  • Prescribers should have access to a pharmacist who is able to provide advice on the drug treatment plan
  • Where possible aims and side effects of drug treatment should be discussed with the patient or their representative
safe prescribing practice 3
Safe Prescribing Practice 3
  • Prescribers should be trained and assessed as competent before being required to prescribe
  • Prescribers should follow local and national prescribing standards
  • Where available, electronic prescribing systems should always be used
  • Actual and potential prescribing errors should be recorded and reviewed regularly to raise awareness of risk
bans changes to approved names
BANs – Changes to approved names
  • British Approved Name (BAN) to adopt recommended international nonproprietary name (rINN)
  • See BNF for full list
  • Adrenaline and Noradrenaline to remain as European names – manufacturers to show rINN in addition (epinephrine / norepinephrine)
new bans examples








Thyroxine sodium










Levothyroxine sodium

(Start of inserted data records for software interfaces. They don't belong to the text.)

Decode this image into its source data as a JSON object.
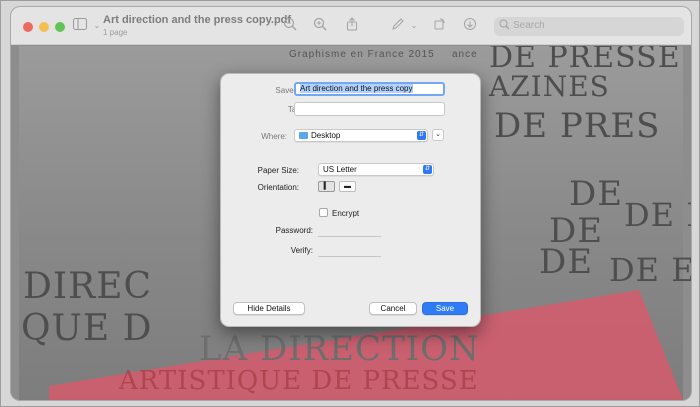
{
  "window": {
    "doc_title": "Art direction and the press copy.pdf",
    "doc_subtitle": "1 page",
    "search_placeholder": "Search",
    "icons": [
      "sidebar-toggle-icon",
      "chevron-down-icon",
      "zoom-out-icon",
      "zoom-in-icon",
      "share-icon",
      "markup-pen-icon",
      "rotate-icon",
      "annotate-circle-icon"
    ]
  },
  "page_background": {
    "lines": [
      "Graphisme en France 2015",
      "ance",
      "DE PRESSE",
      "AZINES",
      "DE PRES",
      "DE",
      "DE",
      "DE E",
      "DE",
      "DE E",
      "DIREC",
      "QUE D",
      "LA DIRECTION",
      "ARTISTIQUE DE PRESSE"
    ],
    "accent_color": "#d9596c"
  },
  "dialog": {
    "save_as_label": "Save As:",
    "save_as_value": "Art direction and the press copy",
    "tags_label": "Tags:",
    "tags_value": "",
    "where_label": "Where:",
    "where_value": "Desktop",
    "paper_size_label": "Paper Size:",
    "paper_size_value": "US Letter",
    "orientation_label": "Orientation:",
    "orientation_portrait": "▍",
    "orientation_landscape": "▬",
    "encrypt_label": "Encrypt",
    "encrypt_checked": false,
    "password_label": "Password:",
    "password_value": "",
    "verify_label": "Verify:",
    "verify_value": "",
    "hide_details_label": "Hide Details",
    "cancel_label": "Cancel",
    "save_label": "Save",
    "accent_color": "#2f7cf6"
  }
}
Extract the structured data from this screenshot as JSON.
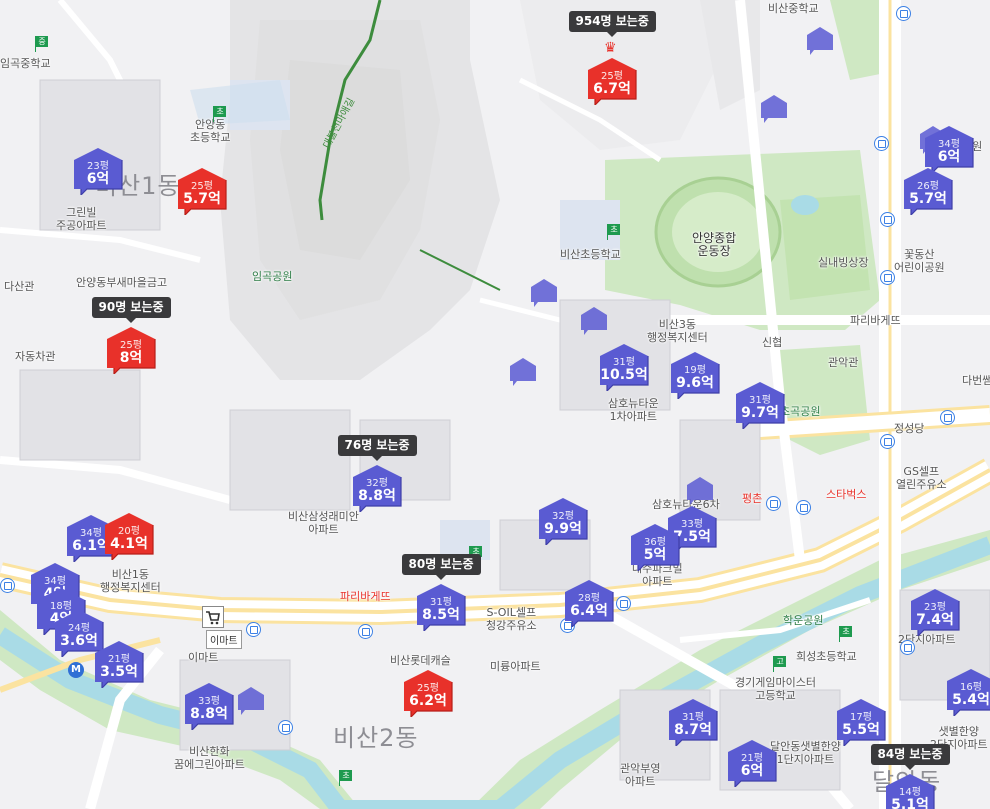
{
  "map": {
    "area_labels": [
      {
        "id": "bisan1",
        "text": "비산1동"
      },
      {
        "id": "bisan2",
        "text": "비산2동"
      },
      {
        "id": "dalan",
        "text": "달안동"
      }
    ],
    "place_labels": [
      {
        "id": "imgok-mid",
        "text": "임곡중학교"
      },
      {
        "id": "anyang-elem",
        "text": "안양동\n초등학교"
      },
      {
        "id": "greenvill",
        "text": "그린빌\n주공아파트"
      },
      {
        "id": "dasan",
        "text": "다산관"
      },
      {
        "id": "saemaeul",
        "text": "안양동부새마을금고"
      },
      {
        "id": "car",
        "text": "자동차관"
      },
      {
        "id": "imgok-park",
        "text": "임곡공원"
      },
      {
        "id": "bisan-elem",
        "text": "비산초등학교"
      },
      {
        "id": "stadium",
        "text": "안양종합\n운동장"
      },
      {
        "id": "ice",
        "text": "실내빙상장"
      },
      {
        "id": "kkot",
        "text": "꽃동산\n어린이공원"
      },
      {
        "id": "bisan-mid",
        "text": "비산중학교"
      },
      {
        "id": "bisan3",
        "text": "비산3동\n행정복지센터"
      },
      {
        "id": "sinhyup",
        "text": "신협"
      },
      {
        "id": "paris1",
        "text": "파리바게뜨"
      },
      {
        "id": "gwanak",
        "text": "관악관"
      },
      {
        "id": "dabeun",
        "text": "다번쌤"
      },
      {
        "id": "samho1",
        "text": "삼호뉴타운\n1차아파트"
      },
      {
        "id": "gokpark",
        "text": "초곡공원"
      },
      {
        "id": "jungseong",
        "text": "정성당"
      },
      {
        "id": "gscell",
        "text": "GS셀프\n열린주유소"
      },
      {
        "id": "samsung",
        "text": "비산삼성래미안\n아파트"
      },
      {
        "id": "samho6",
        "text": "삼호뉴타운6차"
      },
      {
        "id": "pyeongchon",
        "text": "평촌"
      },
      {
        "id": "starbucks",
        "text": "스타벅스"
      },
      {
        "id": "bisan1office",
        "text": "비산1동\n행정복지센터"
      },
      {
        "id": "paris2",
        "text": "파리바게뜨"
      },
      {
        "id": "soil",
        "text": "S-OIL셀프\n청강주유소"
      },
      {
        "id": "hakun",
        "text": "학운공원"
      },
      {
        "id": "emart",
        "text": "이마트"
      },
      {
        "id": "lotte",
        "text": "비산롯데캐슬"
      },
      {
        "id": "mirung",
        "text": "미륭아파트"
      },
      {
        "id": "huiseong",
        "text": "희성초등학교"
      },
      {
        "id": "gyeonggi",
        "text": "경기게임마이스터\n고등학교"
      },
      {
        "id": "hanwha",
        "text": "비산한화\n꿈에그린아파트"
      },
      {
        "id": "gwanakbuyoung",
        "text": "관악부영\n아파트"
      },
      {
        "id": "dalanhanyang",
        "text": "달안동샛별한양\n1단지아파트"
      },
      {
        "id": "saetbyeol",
        "text": "샛별한양\n2단지아파트"
      },
      {
        "id": "seongwon",
        "text": "성원"
      },
      {
        "id": "gwaksan",
        "text": "2단지아파트"
      },
      {
        "id": "jugong2",
        "text": "대주파크빌\n아파트"
      }
    ],
    "trail_label": "대불천마애길"
  },
  "listings": [
    {
      "id": "l1",
      "size": "23평",
      "price": "6억",
      "color": "blue",
      "viewers": ""
    },
    {
      "id": "l2",
      "size": "25평",
      "price": "5.7억",
      "color": "red",
      "viewers": ""
    },
    {
      "id": "l3",
      "size": "25평",
      "price": "8억",
      "color": "red",
      "viewers": "90명 보는중"
    },
    {
      "id": "l4",
      "size": "25평",
      "price": "6.7억",
      "color": "red",
      "viewers": "954명 보는중"
    },
    {
      "id": "l5",
      "size": "34평",
      "price": "6억",
      "color": "blue",
      "viewers": ""
    },
    {
      "id": "l6",
      "size": "26평",
      "price": "5.7억",
      "color": "blue",
      "viewers": ""
    },
    {
      "id": "l7",
      "size": "31평",
      "price": "10.5억",
      "color": "blue",
      "viewers": ""
    },
    {
      "id": "l8",
      "size": "19평",
      "price": "9.6억",
      "color": "blue",
      "viewers": ""
    },
    {
      "id": "l9",
      "size": "31평",
      "price": "9.7억",
      "color": "blue",
      "viewers": ""
    },
    {
      "id": "l10",
      "size": "32평",
      "price": "8.8억",
      "color": "blue",
      "viewers": "76명 보는중"
    },
    {
      "id": "l11",
      "size": "32평",
      "price": "9.9억",
      "color": "blue",
      "viewers": ""
    },
    {
      "id": "l12",
      "size": "33평",
      "price": "7.5억",
      "color": "blue",
      "viewers": ""
    },
    {
      "id": "l13",
      "size": "36평",
      "price": "5억",
      "color": "blue",
      "viewers": ""
    },
    {
      "id": "l14",
      "size": "34평",
      "price": "6.1억",
      "color": "blue",
      "viewers": ""
    },
    {
      "id": "l15",
      "size": "20평",
      "price": "4.1억",
      "color": "red",
      "viewers": ""
    },
    {
      "id": "l16",
      "size": "31평",
      "price": "8.5억",
      "color": "blue",
      "viewers": "80명 보는중"
    },
    {
      "id": "l17",
      "size": "28평",
      "price": "6.4억",
      "color": "blue",
      "viewers": ""
    },
    {
      "id": "l18",
      "size": "34평",
      "price": "4억",
      "color": "blue",
      "viewers": ""
    },
    {
      "id": "l19",
      "size": "18평",
      "price": "4억",
      "color": "blue",
      "viewers": ""
    },
    {
      "id": "l20",
      "size": "24평",
      "price": "3.6억",
      "color": "blue",
      "viewers": ""
    },
    {
      "id": "l21",
      "size": "21평",
      "price": "3.5억",
      "color": "blue",
      "viewers": ""
    },
    {
      "id": "l22",
      "size": "33평",
      "price": "8.8억",
      "color": "blue",
      "viewers": ""
    },
    {
      "id": "l23",
      "size": "25평",
      "price": "6.2억",
      "color": "red",
      "viewers": ""
    },
    {
      "id": "l24",
      "size": "31평",
      "price": "8.7억",
      "color": "blue",
      "viewers": ""
    },
    {
      "id": "l25",
      "size": "21평",
      "price": "6억",
      "color": "blue",
      "viewers": ""
    },
    {
      "id": "l26",
      "size": "17평",
      "price": "5.5억",
      "color": "blue",
      "viewers": ""
    },
    {
      "id": "l27",
      "size": "23평",
      "price": "7.4억",
      "color": "blue",
      "viewers": ""
    },
    {
      "id": "l28",
      "size": "16평",
      "price": "5.4억",
      "color": "blue",
      "viewers": ""
    },
    {
      "id": "l29",
      "size": "14평",
      "price": "5.1억",
      "color": "blue",
      "viewers": "84명 보는중"
    }
  ],
  "colors": {
    "blue": "#5a5bd2",
    "red": "#e8312a",
    "dark_red": "#b81e18",
    "dark_blue": "#3f3fa8",
    "park": "#cfe8c3",
    "river": "#a9dbe6",
    "road": "#ffffff",
    "arterial": "#fbe3a0"
  },
  "pois": {
    "emart_label": "이마트",
    "subway_letter": "M",
    "school_elem": "초",
    "school_mid": "중",
    "school_high": "고"
  }
}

New BANs – examples
bnf and bnf for children
BNF and BNF for Children
  • BNF - Guidance on Prescribing
    • Page 1 – General guidance on prescribing
    • Page 4 – Prescription writing
    • Page 7 – Controlled drugs
    • Page 10 - Adverse reactions to drugs
    • Pages 11 on – Prescribing … for children, in palliative care, for the elderly